‘Lifestyle Changes’ Are Often Diet Culture in Sheep’s Clothing
From Weight Watchers rebranding to “WW” to Noom’s “happier, healthier lives” phrasing, these days, we’re seeing a lot of diet companies and their diet-y messages—eat less, limit your desserts, etc.—framed as “lifestyle changes.” They're giving a more positive connotation than the word “diet,” and are being passed off as “less rigid” and more about “wellness.”
However, in actuality, they bring us further from listening to what and how much our bodies truly need, whether that’s less or more or different. In other words, this small change is purely semantic; it’s not improving our well-being.

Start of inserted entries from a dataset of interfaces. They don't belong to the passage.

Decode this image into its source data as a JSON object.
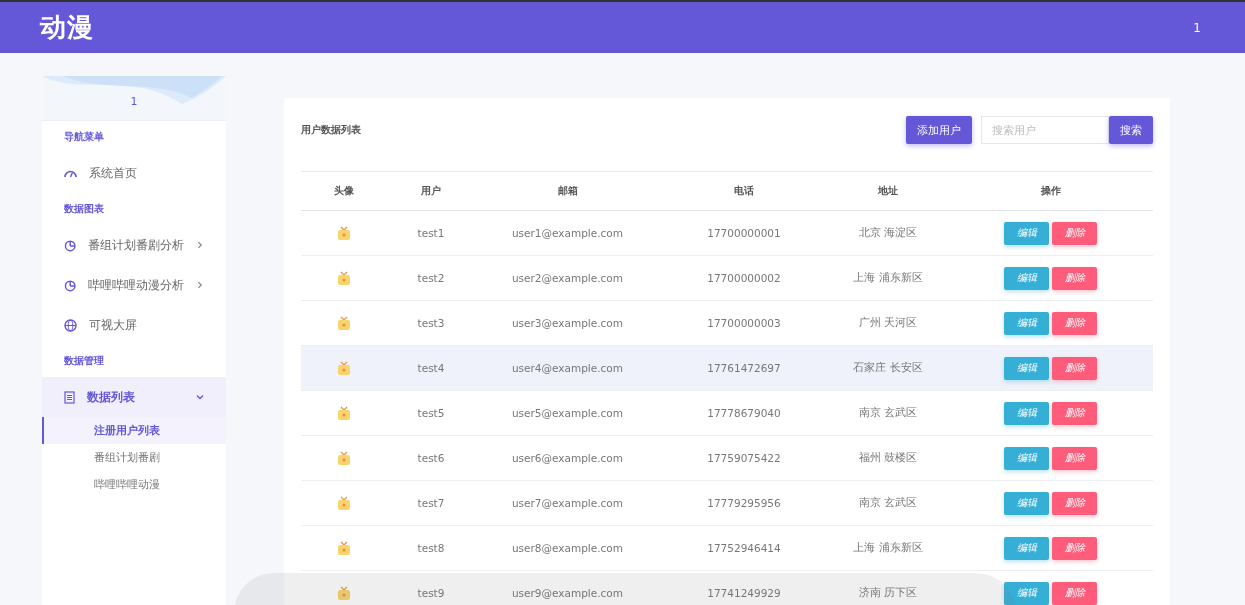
{
  "header": {
    "logo": "动漫",
    "user": "1"
  },
  "sidebar": {
    "profile_name": "1",
    "sections": [
      {
        "title": "导航菜单",
        "items": [
          {
            "label": "系统首页",
            "has_submenu": false,
            "expanded": false,
            "selected": false
          }
        ]
      },
      {
        "title": "数据图表",
        "items": [
          {
            "label": "番组计划番剧分析",
            "has_submenu": true,
            "expanded": false,
            "selected": false
          },
          {
            "label": "哔哩哔哩动漫分析",
            "has_submenu": true,
            "expanded": false,
            "selected": false
          },
          {
            "label": "可视大屏",
            "has_submenu": false,
            "expanded": false,
            "selected": false
          }
        ]
      },
      {
        "title": "数据管理",
        "items": [
          {
            "label": "数据列表",
            "has_submenu": true,
            "expanded": true,
            "selected": true,
            "children": [
              {
                "label": "注册用户列表",
                "selected": true
              },
              {
                "label": "番组计划番剧",
                "selected": false
              },
              {
                "label": "哔哩哔哩动漫",
                "selected": false
              }
            ]
          }
        ]
      }
    ]
  },
  "panel": {
    "title": "用户数据列表",
    "add_button": "添加用户",
    "search": {
      "placeholder": "搜索用户",
      "button": "搜索"
    },
    "table": {
      "columns": [
        "头像",
        "用户",
        "邮箱",
        "电话",
        "地址",
        "操作"
      ],
      "rows": [
        {
          "user": "test1",
          "email": "user1@example.com",
          "phone": "17700000001",
          "address": "北京 海淀区",
          "edit": "编辑",
          "delete": "删除",
          "highlighted": false
        },
        {
          "user": "test2",
          "email": "user2@example.com",
          "phone": "17700000002",
          "address": "上海 浦东新区",
          "edit": "编辑",
          "delete": "删除",
          "highlighted": false
        },
        {
          "user": "test3",
          "email": "user3@example.com",
          "phone": "17700000003",
          "address": "广州 天河区",
          "edit": "编辑",
          "delete": "删除",
          "highlighted": false
        },
        {
          "user": "test4",
          "email": "user4@example.com",
          "phone": "17761472697",
          "address": "石家庄 长安区",
          "edit": "编辑",
          "delete": "删除",
          "highlighted": true
        },
        {
          "user": "test5",
          "email": "user5@example.com",
          "phone": "17778679040",
          "address": "南京 玄武区",
          "edit": "编辑",
          "delete": "删除",
          "highlighted": false
        },
        {
          "user": "test6",
          "email": "user6@example.com",
          "phone": "17759075422",
          "address": "福州 鼓楼区",
          "edit": "编辑",
          "delete": "删除",
          "highlighted": false
        },
        {
          "user": "test7",
          "email": "user7@example.com",
          "phone": "17779295956",
          "address": "南京 玄武区",
          "edit": "编辑",
          "delete": "删除",
          "highlighted": false
        },
        {
          "user": "test8",
          "email": "user8@example.com",
          "phone": "17752946414",
          "address": "上海 浦东新区",
          "edit": "编辑",
          "delete": "删除",
          "highlighted": false
        },
        {
          "user": "test9",
          "email": "user9@example.com",
          "phone": "17741249929",
          "address": "济南 历下区",
          "edit": "编辑",
          "delete": "删除",
          "highlighted": false
        }
      ]
    }
  }
}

Virginia Sole-Smith writes about this and the “strive for the middle” eating approach (which encourages moderation and balance in food choices) in her recently released bestselling book, Fat Talk: Parenting in the Age of Diet Culture. “It’s the kind of plan that women’s magazines have run forever as ‘just a lifestyle change.’ After all, you’re not cutting out any food groups, and you can even still eat dessert!” she writes. “But when I emailed a description of that plan around to a few eating disorder experts, I could just about hear their horrified gasps through my laptop.”